- [TASK INSTRUCTIONS]: The response has to be every entry, printed word for word.

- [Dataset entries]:
------------------------------------------------
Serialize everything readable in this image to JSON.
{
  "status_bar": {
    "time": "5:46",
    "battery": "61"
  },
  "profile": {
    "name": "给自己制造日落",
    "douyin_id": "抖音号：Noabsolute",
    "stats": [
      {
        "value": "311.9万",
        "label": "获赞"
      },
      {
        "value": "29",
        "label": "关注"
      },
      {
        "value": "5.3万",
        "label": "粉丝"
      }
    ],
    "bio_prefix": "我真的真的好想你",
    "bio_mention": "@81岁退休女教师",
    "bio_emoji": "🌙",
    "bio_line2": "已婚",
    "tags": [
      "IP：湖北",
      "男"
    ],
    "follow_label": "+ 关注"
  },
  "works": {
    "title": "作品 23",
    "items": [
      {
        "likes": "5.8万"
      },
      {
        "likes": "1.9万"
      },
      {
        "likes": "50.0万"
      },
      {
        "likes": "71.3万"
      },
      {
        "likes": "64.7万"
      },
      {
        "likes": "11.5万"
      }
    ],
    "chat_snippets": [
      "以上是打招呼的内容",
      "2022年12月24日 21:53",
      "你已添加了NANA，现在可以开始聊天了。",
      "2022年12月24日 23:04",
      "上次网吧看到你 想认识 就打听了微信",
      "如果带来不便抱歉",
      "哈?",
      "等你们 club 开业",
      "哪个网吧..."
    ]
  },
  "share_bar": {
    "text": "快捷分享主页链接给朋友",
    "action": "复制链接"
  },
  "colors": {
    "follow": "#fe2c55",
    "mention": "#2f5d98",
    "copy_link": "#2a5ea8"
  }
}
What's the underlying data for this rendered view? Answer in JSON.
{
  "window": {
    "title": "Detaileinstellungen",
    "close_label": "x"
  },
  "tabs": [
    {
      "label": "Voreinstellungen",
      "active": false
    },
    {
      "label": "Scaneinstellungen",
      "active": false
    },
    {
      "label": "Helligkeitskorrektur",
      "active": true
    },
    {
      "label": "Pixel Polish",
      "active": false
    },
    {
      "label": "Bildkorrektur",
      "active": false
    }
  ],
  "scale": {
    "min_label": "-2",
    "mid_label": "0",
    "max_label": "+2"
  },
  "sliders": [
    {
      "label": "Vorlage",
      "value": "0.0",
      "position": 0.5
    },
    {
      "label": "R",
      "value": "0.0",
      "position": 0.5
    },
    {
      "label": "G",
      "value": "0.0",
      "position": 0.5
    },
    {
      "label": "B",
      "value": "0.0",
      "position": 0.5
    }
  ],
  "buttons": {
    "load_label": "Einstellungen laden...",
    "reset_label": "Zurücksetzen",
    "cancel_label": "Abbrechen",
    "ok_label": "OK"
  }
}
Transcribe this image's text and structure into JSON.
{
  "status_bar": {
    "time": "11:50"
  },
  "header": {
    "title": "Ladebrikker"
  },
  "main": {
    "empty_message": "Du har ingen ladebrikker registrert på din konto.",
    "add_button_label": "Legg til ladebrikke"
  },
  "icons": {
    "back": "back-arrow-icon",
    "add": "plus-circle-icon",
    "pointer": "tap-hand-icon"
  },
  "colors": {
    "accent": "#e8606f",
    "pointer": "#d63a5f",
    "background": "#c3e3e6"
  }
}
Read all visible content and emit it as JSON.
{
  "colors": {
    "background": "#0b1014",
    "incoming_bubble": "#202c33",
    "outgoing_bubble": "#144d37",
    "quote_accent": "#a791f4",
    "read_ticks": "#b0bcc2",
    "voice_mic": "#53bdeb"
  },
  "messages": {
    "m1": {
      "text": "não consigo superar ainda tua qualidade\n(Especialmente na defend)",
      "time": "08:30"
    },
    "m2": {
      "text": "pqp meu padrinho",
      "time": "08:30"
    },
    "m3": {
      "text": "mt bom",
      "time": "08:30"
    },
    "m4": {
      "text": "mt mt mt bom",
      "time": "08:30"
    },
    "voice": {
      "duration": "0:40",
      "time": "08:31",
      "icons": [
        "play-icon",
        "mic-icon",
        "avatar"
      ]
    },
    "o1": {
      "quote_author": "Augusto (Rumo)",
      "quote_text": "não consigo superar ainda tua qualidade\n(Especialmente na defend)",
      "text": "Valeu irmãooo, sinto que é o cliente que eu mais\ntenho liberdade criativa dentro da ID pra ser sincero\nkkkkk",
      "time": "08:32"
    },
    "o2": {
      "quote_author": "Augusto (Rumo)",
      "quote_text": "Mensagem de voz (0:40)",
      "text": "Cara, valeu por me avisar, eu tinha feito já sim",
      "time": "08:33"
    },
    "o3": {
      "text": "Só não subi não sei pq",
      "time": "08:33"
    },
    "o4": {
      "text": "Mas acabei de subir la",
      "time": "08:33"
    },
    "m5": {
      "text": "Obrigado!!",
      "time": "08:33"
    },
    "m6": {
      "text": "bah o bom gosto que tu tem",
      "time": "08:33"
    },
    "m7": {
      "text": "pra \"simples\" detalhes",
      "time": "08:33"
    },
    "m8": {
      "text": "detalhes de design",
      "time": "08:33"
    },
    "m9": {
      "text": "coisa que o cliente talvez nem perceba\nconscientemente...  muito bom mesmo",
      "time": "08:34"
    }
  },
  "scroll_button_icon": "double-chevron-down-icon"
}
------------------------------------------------
- [EXERCISE RESULT]:
Serialize everything readable in this image to JSON.
{
  "status_bar": {
    "time": "5:46",
    "battery": "61"
  },
  "profile": {
    "name": "给自己制造日落",
    "douyin_id": "抖音号：Noabsolute",
    "stats": [
      {
        "value": "311.9万",
        "label": "获赞"
      },
      {
        "value": "29",
        "label": "关注"
      },
      {
        "value": "5.3万",
        "label": "粉丝"
      }
    ],
    "bio_prefix": "我真的真的好想你",
    "bio_mention": "@81岁退休女教师",
    "bio_emoji": "🌙",
    "bio_line2": "已婚",
    "tags": [
      "IP：湖北",
      "男"
    ],
    "follow_label": "+ 关注"
  },
  "works": {
    "title": "作品 23",
    "items": [
      {
        "likes": "5.8万"
      },
      {
        "likes": "1.9万"
      },
      {
        "likes": "50.0万"
      },
      {
        "likes": "71.3万"
      },
      {
        "likes": "64.7万"
      },
      {
        "likes": "11.5万"
      }
    ],
    "chat_snippets": [
      "以上是打招呼的内容",
      "2022年12月24日 21:53",
      "你已添加了NANA，现在可以开始聊天了。",
      "2022年12月24日 23:04",
      "上次网吧看到你 想认识 就打听了微信",
      "如果带来不便抱歉",
      "哈?",
      "等你们 club 开业",
      "哪个网吧..."
    ]
  },
  "share_bar": {
    "text": "快捷分享主页链接给朋友",
    "action": "复制链接"
  },
  "colors": {
    "follow": "#fe2c55",
    "mention": "#2f5d98",
    "copy_link": "#2a5ea8"
  }
}
What's the underlying data for this rendered view? Answer in JSON.
{
  "window": {
    "title": "Detaileinstellungen",
    "close_label": "x"
  },
  "tabs": [
    {
      "label": "Voreinstellungen",
      "active": false
    },
    {
      "label": "Scaneinstellungen",
      "active": false
    },
    {
      "label": "Helligkeitskorrektur",
      "active": true
    },
    {
      "label": "Pixel Polish",
      "active": false
    },
    {
      "label": "Bildkorrektur",
      "active": false
    }
  ],
  "scale": {
    "min_label": "-2",
    "mid_label": "0",
    "max_label": "+2"
  },
  "sliders": [
    {
      "label": "Vorlage",
      "value": "0.0",
      "position": 0.5
    },
    {
      "label": "R",
      "value": "0.0",
      "position": 0.5
    },
    {
      "label": "G",
      "value": "0.0",
      "position": 0.5
    },
    {
      "label": "B",
      "value": "0.0",
      "position": 0.5
    }
  ],
  "buttons": {
    "load_label": "Einstellungen laden...",
    "reset_label": "Zurücksetzen",
    "cancel_label": "Abbrechen",
    "ok_label": "OK"
  }
}
Transcribe this image's text and structure into JSON.
{
  "status_bar": {
    "time": "11:50"
  },
  "header": {
    "title": "Ladebrikker"
  },
  "main": {
    "empty_message": "Du har ingen ladebrikker registrert på din konto.",
    "add_button_label": "Legg til ladebrikke"
  },
  "icons": {
    "back": "back-arrow-icon",
    "add": "plus-circle-icon",
    "pointer": "tap-hand-icon"
  },
  "colors": {
    "accent": "#e8606f",
    "pointer": "#d63a5f",
    "background": "#c3e3e6"
  }
}
Read all visible content and emit it as JSON.
{
  "colors": {
    "background": "#0b1014",
    "incoming_bubble": "#202c33",
    "outgoing_bubble": "#144d37",
    "quote_accent": "#a791f4",
    "read_ticks": "#b0bcc2",
    "voice_mic": "#53bdeb"
  },
  "messages": {
    "m1": {
      "text": "não consigo superar ainda tua qualidade\n(Especialmente na defend)",
      "time": "08:30"
    },
    "m2": {
      "text": "pqp meu padrinho",
      "time": "08:30"
    },
    "m3": {
      "text": "mt bom",
      "time": "08:30"
    },
    "m4": {
      "text": "mt mt mt bom",
      "time": "08:30"
    },
    "voice": {
      "duration": "0:40",
      "time": "08:31",
      "icons": [
        "play-icon",
        "mic-icon",
        "avatar"
      ]
    },
    "o1": {
      "quote_author": "Augusto (Rumo)",
      "quote_text": "não consigo superar ainda tua qualidade\n(Especialmente na defend)",
      "text": "Valeu irmãooo, sinto que é o cliente que eu mais\ntenho liberdade criativa dentro da ID pra ser sincero\nkkkkk",
      "time": "08:32"
    },
    "o2": {
      "quote_author": "Augusto (Rumo)",
      "quote_text": "Mensagem de voz (0:40)",
      "text": "Cara, valeu por me avisar, eu tinha feito já sim",
      "time": "08:33"
    },
    "o3": {
      "text": "Só não subi não sei pq",
      "time": "08:33"
    },
    "o4": {
      "text": "Mas acabei de subir la",
      "time": "08:33"
    },
    "m5": {
      "text": "Obrigado!!",
      "time": "08:33"
    },
    "m6": {
      "text": "bah o bom gosto que tu tem",
      "time": "08:33"
    },
    "m7": {
      "text": "pra \"simples\" detalhes",
      "time": "08:33"
    },
    "m8": {
      "text": "detalhes de design",
      "time": "08:33"
    },
    "m9": {
      "text": "coisa que o cliente talvez nem perceba\nconscientemente...  muito bom mesmo",
      "time": "08:34"
    }
  },
  "scroll_button_icon": "double-chevron-down-icon"
}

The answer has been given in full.